Treatment in our clinic can involve different strength topicals that illicit the immune system to, in a sense, ‘’wake up’’ and shock the immune system to expel the viral skin lesion. The immune system will then start to fight the virus from the inside; the treatments can also attack the wart from the outside.

The topical solutions we use on the wart may provoke a blister to develop and this will typically begin to heal within a week. Once the blister resolves, so does that wart!

Sometimes, with in-clinic medication, only one or two treatments are necessary. We will also give you home treatment to do in the weeks after, to make sure the wart doesn’t have a chance to grow back! As we know, warts are stubborn little things and need to be attacked quite regularly to stop spreading and remove them for good!

Helpful hints to avoid getting warts!

As warts thrive in hot/sweaty conditions, if you sweat a lot, wear cool clothing/change socks frequently etc. Baby powder can be an option to put on the feet before socks, to soak up any excess sweat.

Wear thongs in public showers to avoid picking up viral warts

If you do have some warts, avoid picking/scratching them as they can directly spread via this method! Call us on 03 9039 5644 for an appointment to clear those warts for good!

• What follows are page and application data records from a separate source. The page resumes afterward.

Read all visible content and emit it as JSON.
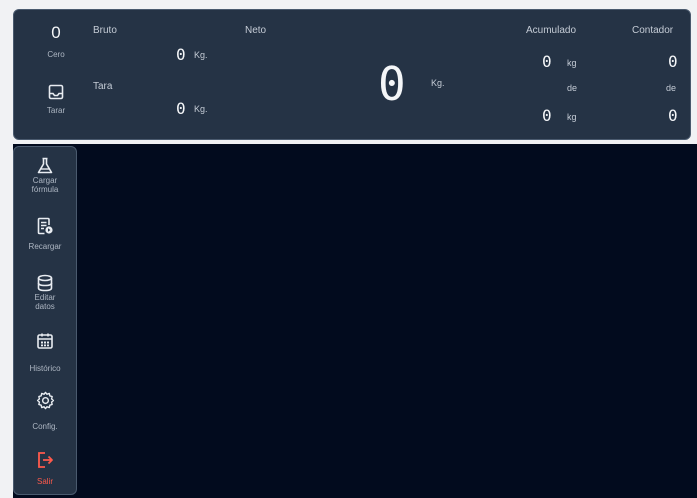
{
  "header": {
    "zero_value": "0",
    "zero_label": "Cero",
    "tare_button_label": "Tarar",
    "bruto_label": "Bruto",
    "bruto_value": "0",
    "bruto_unit": "Kg.",
    "tara_label": "Tara",
    "tara_value": "0",
    "tara_unit": "Kg.",
    "neto_label": "Neto",
    "neto_value": "0",
    "neto_unit": "Kg.",
    "acumulado_label": "Acumulado",
    "acumulado_value": "0",
    "acumulado_unit": "kg",
    "acumulado_de": "de",
    "acumulado_total": "0",
    "acumulado_total_unit": "kg",
    "contador_label": "Contador",
    "contador_value": "0",
    "contador_de": "de",
    "contador_total": "0"
  },
  "sidebar": {
    "items": [
      {
        "label_line1": "Cargar",
        "label_line2": "fórmula",
        "icon": "flask-icon"
      },
      {
        "label_line1": "Recargar",
        "label_line2": "",
        "icon": "recharge-document-icon"
      },
      {
        "label_line1": "Editar",
        "label_line2": "datos",
        "icon": "database-icon"
      },
      {
        "label_line1": "Histórico",
        "label_line2": "",
        "icon": "calendar-icon"
      },
      {
        "label_line1": "Config.",
        "label_line2": "",
        "icon": "gear-icon"
      },
      {
        "label_line1": "Salir",
        "label_line2": "",
        "icon": "exit-icon"
      }
    ]
  },
  "colors": {
    "panel": "#253345",
    "background": "#020b1e",
    "exit_accent": "#ff5a4c"
  }
}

Professional Help to Combat Hair Loss

Hope Dermatology welcomes our first guest blog contributor, Dr Elaine Sung (General Practitioner) from Doctors of South Melbourne, giving us her insights on hair loss from the GP perspective – 

 “Finding an increasing number of hair strands on the shower floor, in your brush or on your pillow can strike instant fear. The thought of premature baldness is something we would all rather not contemplate.

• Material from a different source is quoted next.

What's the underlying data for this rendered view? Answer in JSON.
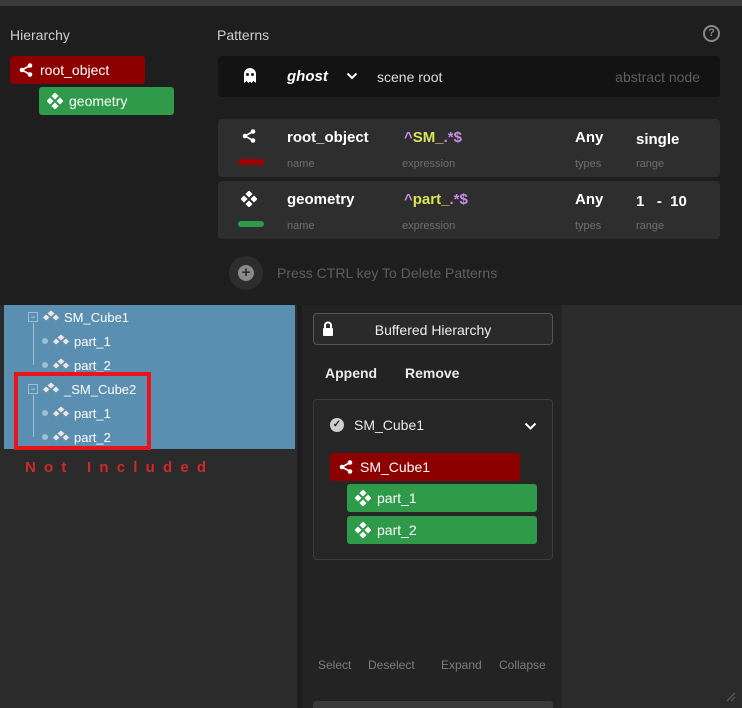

If this is something you have recently experienced, first and foremost don’t panic. There is every chance it’s a passing issue and absolutely nothing to worry about.

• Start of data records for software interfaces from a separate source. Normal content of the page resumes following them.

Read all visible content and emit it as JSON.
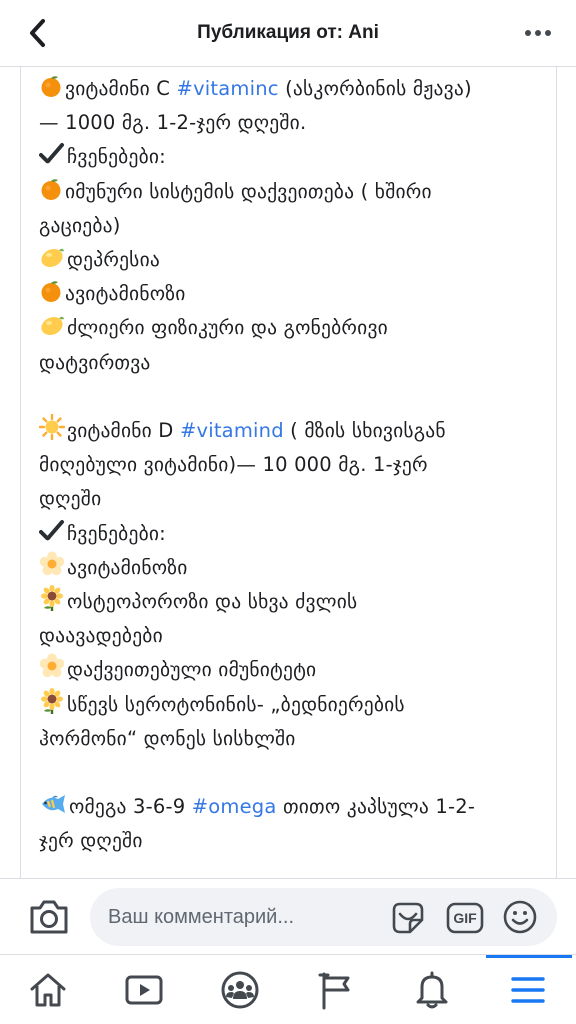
{
  "header": {
    "title": "Публикация от: Ani",
    "back_icon": "chevron-left-icon",
    "more_icon": "more-horizontal-icon"
  },
  "post": {
    "lines": [
      {
        "emoji": "orange",
        "parts": [
          {
            "text": "ვიტამინი C "
          },
          {
            "text": "#vitaminc",
            "tag": true
          },
          {
            "text": " (ასკორბინის მჟავა)"
          }
        ]
      },
      {
        "parts": [
          {
            "text": "— 1000 მგ. 1-2-ჯერ დღეში."
          }
        ]
      },
      {
        "emoji": "check",
        "parts": [
          {
            "text": "ჩვენებები:"
          }
        ]
      },
      {
        "emoji": "orange",
        "parts": [
          {
            "text": "იმუნური სისტემის დაქვეითება ( ხშირი"
          }
        ]
      },
      {
        "parts": [
          {
            "text": "გაციება)"
          }
        ]
      },
      {
        "emoji": "lemon",
        "parts": [
          {
            "text": "დეპრესია"
          }
        ]
      },
      {
        "emoji": "orange",
        "parts": [
          {
            "text": "ავიტამინოზი"
          }
        ]
      },
      {
        "emoji": "lemon",
        "parts": [
          {
            "text": "ძლიერი ფიზიკური და გონებრივი"
          }
        ]
      },
      {
        "parts": [
          {
            "text": "დატვირთვა"
          }
        ]
      },
      {
        "blank": true
      },
      {
        "emoji": "sun",
        "parts": [
          {
            "text": "ვიტამინი D "
          },
          {
            "text": "#vitamind",
            "tag": true
          },
          {
            "text": " ( მზის სხივისგან"
          }
        ]
      },
      {
        "parts": [
          {
            "text": "მიღებული ვიტამინი)— 10 000 მგ. 1-ჯერ"
          }
        ]
      },
      {
        "parts": [
          {
            "text": "დღეში"
          }
        ]
      },
      {
        "emoji": "check",
        "parts": [
          {
            "text": "ჩვენებები:"
          }
        ]
      },
      {
        "emoji": "blossom",
        "parts": [
          {
            "text": "ავიტამინოზი"
          }
        ]
      },
      {
        "emoji": "sunflower",
        "parts": [
          {
            "text": "ოსტეოპოროზი და სხვა ძვლის"
          }
        ]
      },
      {
        "parts": [
          {
            "text": "დაავადებები"
          }
        ]
      },
      {
        "emoji": "blossom",
        "parts": [
          {
            "text": "დაქვეითებული იმუნიტეტი"
          }
        ]
      },
      {
        "emoji": "sunflower",
        "parts": [
          {
            "text": "სწევს სეროტონინის- „ბედნიერების"
          }
        ]
      },
      {
        "parts": [
          {
            "text": "ჰორმონი“ დონეს სისხლში"
          }
        ]
      },
      {
        "blank": true
      },
      {
        "emoji": "fish",
        "parts": [
          {
            "text": "ომეგა 3-6-9 "
          },
          {
            "text": "#omega",
            "tag": true
          },
          {
            "text": " თითო კაპსულა 1-2-"
          }
        ]
      },
      {
        "parts": [
          {
            "text": "ჯერ დღეში"
          }
        ]
      }
    ]
  },
  "comment": {
    "placeholder": "Ваш комментарий...",
    "camera_icon": "camera-icon",
    "sticker_icon": "sticker-icon",
    "gif_label": "GIF",
    "emoji_icon": "smiley-icon"
  },
  "nav": {
    "items": [
      "home-icon",
      "video-icon",
      "groups-icon",
      "pages-flag-icon",
      "notifications-bell-icon",
      "menu-icon"
    ],
    "active": "menu-icon"
  },
  "colors": {
    "hashtag": "#3578e5",
    "active_tab": "#1877f2",
    "icon": "#444950"
  }
}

However, you should get the problem checked out if it persists or is severe.

As a GP, I’m usually the first medical professional patients visit to complain about their hair loss. We usually do a pretty good job at finding a cause. I always make a point to reassure patients that while not all hair loss is curable, it can be managed in the majority of cases.

GPs are well placed to discuss simple treatment options depending on the cause, of which there are many possibilities. Any good doctor will thoroughly go through a patient’s medical history, conduct an examination and order blood tests.

Importantly, I tell patients to steer clear of fads that promise quick results and deliver nothing but a lighter wallet. Herbal supplements and most lotions are as effective as placing a cut onion on your scalp (as someone had suggested to a recent patient).

I’ll usually write a referral to see a dermatologist if a patient’s diagnosis isn’t clear or more intensive treatment is needed.

Follicle Experts

Being leaders in the field of hair loss, dermatologists have access to an extensive range of treatment options. What’s more, they have the experience and tools to conduct more in-depth diagnosis, including scalp biopsies to determine the rarer causes of hair loss.

Depending on the circumstances, dermatologists can be better equipped to get patients on the right path to slow, stop or even reverse their hair loss.

Impact of Stress

Premature hair loss can cause enormous stress and anxiety. Sometimes it’s helped with education on the subject, other times this isn’t nearly enough.

Adding insult to injury, a poor mental state can itself contribute to further hair loss; quite a cruel double-edged sword.

Stress can be a factor in a hair loss condition called telogen effluvium. This is generally a condition that resolves on its own.

Stress and anxiety are also related to certain conditions that can trigger hair loss, such as trichotillomania: an anxiety disorder that results in people consciously or sub-consciously pulling their hair out.

GPs will talk with patients about options for managing anxiety issues stemming from hair loss. They can also arrange for specialists to assist in treatment, and coordinate care with a psychologist if required.”

Dr Elaine Sung is a local GP and owner of Doctors of South Melbourne. Her areas of special interest include women’s health, mental health and complex health needs.